Post #1232 • September 18, 2008, 11:07 AM • 71 Comments
Minneapolis, MN - It should have been obvious by 1980 at the latest that we can place any object whatsoever into an art context and find meaning in it. This is how appropriation and other urinations on the wall of art enjoy their meager success. The reconstituted Marlboro Man photos by Richard Prince, for instance, are said by some alleged expert to question the role of authenticity in art, and then people act as if this power is received rather than granted, an inherent quality rather than a vaunted one. Of course, if we wanted to question authenticity in a manner that would produce an answer, we would put some forged Princes on the market and watch the aggrieved parties speed-dial their lawyers.
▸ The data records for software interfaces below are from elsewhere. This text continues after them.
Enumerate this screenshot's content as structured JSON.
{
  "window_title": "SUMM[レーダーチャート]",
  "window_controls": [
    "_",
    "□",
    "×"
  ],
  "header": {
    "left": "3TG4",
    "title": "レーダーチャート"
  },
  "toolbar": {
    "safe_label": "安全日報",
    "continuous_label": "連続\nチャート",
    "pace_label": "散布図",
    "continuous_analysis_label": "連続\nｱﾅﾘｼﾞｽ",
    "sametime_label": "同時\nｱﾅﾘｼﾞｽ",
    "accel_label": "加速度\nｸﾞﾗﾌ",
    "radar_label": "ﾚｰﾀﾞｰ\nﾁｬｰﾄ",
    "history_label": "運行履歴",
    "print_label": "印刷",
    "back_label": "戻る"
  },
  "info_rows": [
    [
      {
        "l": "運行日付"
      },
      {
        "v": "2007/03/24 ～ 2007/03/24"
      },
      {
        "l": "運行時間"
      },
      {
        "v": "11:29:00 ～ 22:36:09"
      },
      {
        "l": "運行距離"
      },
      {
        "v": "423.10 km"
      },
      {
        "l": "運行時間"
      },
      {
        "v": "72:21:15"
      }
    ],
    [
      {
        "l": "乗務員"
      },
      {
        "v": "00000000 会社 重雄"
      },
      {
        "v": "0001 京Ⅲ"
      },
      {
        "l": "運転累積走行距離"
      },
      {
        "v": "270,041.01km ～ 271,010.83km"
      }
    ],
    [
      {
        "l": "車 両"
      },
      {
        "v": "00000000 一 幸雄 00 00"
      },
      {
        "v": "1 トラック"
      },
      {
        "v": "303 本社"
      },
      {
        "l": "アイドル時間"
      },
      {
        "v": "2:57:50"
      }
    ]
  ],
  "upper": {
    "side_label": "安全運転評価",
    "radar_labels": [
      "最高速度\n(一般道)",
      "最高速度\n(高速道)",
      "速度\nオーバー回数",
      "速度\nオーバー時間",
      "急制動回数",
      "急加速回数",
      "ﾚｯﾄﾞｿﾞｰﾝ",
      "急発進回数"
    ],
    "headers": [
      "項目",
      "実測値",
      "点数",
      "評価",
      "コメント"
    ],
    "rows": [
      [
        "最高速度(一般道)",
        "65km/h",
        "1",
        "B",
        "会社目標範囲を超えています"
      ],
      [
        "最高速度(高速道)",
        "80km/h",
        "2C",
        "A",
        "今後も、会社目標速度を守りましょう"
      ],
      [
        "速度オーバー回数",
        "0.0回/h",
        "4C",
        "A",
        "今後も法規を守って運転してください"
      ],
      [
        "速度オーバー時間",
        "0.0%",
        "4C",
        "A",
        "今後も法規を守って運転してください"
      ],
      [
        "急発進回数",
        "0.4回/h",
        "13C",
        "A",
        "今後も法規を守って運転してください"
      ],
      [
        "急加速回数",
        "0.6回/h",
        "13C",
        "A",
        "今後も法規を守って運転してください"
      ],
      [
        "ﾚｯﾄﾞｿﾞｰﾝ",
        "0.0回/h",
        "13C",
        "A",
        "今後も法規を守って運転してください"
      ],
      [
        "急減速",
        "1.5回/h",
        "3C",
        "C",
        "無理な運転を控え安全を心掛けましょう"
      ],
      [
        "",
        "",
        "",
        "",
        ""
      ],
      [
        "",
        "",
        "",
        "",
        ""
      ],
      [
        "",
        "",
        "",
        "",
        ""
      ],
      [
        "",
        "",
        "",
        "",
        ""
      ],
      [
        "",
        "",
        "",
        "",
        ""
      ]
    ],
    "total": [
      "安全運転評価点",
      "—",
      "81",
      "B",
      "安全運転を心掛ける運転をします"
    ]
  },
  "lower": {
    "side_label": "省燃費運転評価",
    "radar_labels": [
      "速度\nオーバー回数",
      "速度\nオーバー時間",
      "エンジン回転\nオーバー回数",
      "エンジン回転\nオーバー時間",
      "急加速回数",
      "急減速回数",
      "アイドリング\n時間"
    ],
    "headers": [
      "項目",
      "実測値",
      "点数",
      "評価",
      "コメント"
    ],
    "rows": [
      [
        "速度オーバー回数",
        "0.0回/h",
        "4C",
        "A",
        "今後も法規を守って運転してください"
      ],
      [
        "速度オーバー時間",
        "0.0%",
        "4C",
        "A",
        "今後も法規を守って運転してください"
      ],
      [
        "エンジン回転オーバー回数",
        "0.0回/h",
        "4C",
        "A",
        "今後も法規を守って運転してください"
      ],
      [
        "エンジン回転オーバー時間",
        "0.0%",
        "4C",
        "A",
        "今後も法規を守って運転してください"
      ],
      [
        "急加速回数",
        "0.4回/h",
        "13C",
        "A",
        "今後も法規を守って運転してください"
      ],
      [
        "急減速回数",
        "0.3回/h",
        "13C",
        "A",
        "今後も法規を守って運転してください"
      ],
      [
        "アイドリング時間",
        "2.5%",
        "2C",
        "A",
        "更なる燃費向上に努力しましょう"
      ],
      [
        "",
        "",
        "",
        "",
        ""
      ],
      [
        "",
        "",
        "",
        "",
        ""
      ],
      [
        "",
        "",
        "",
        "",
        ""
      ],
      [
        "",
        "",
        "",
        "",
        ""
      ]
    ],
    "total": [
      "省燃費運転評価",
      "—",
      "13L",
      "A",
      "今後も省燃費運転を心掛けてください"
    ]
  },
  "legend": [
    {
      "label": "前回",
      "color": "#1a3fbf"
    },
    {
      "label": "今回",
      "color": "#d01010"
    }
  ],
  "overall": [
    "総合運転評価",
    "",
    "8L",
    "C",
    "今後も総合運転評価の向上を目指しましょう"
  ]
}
Like the musician of the same name, and with equal profundity, Prince's personality figures heavily into appreciation of his work, a supposedly badass type fascinated with bawdy jokes, cowboys, muscle cars, and pulp novels. But the more the wall labels of Richard Prince: Spiritual America described his interests, the more he looked like a failed version of Quentin Tarantino, turning out works that aspire to entertaining brutishness but succeed only as armchair exercises in artistic rebellion. Looking for respite from the deluge of ironic quotation, one finds his car hoods, mounted onto forms that lets them hang square on the wall, and painted a satiny, uniform color that makes them look like an urban version of something by Ellsworth Kelly. These aren't terrible, at least. But his latest paintings lift chops from de Kooning's women and apply them hamfistedly to figures excerpted from porn. A barometer of the dessication lies in a nearby vitrine containing a sketchbook, in which Prince has doodled Gene Simmons's facepaint onto one of de Kooning's earlier, delicate portrait drawings. This isn't so much badass as sadass.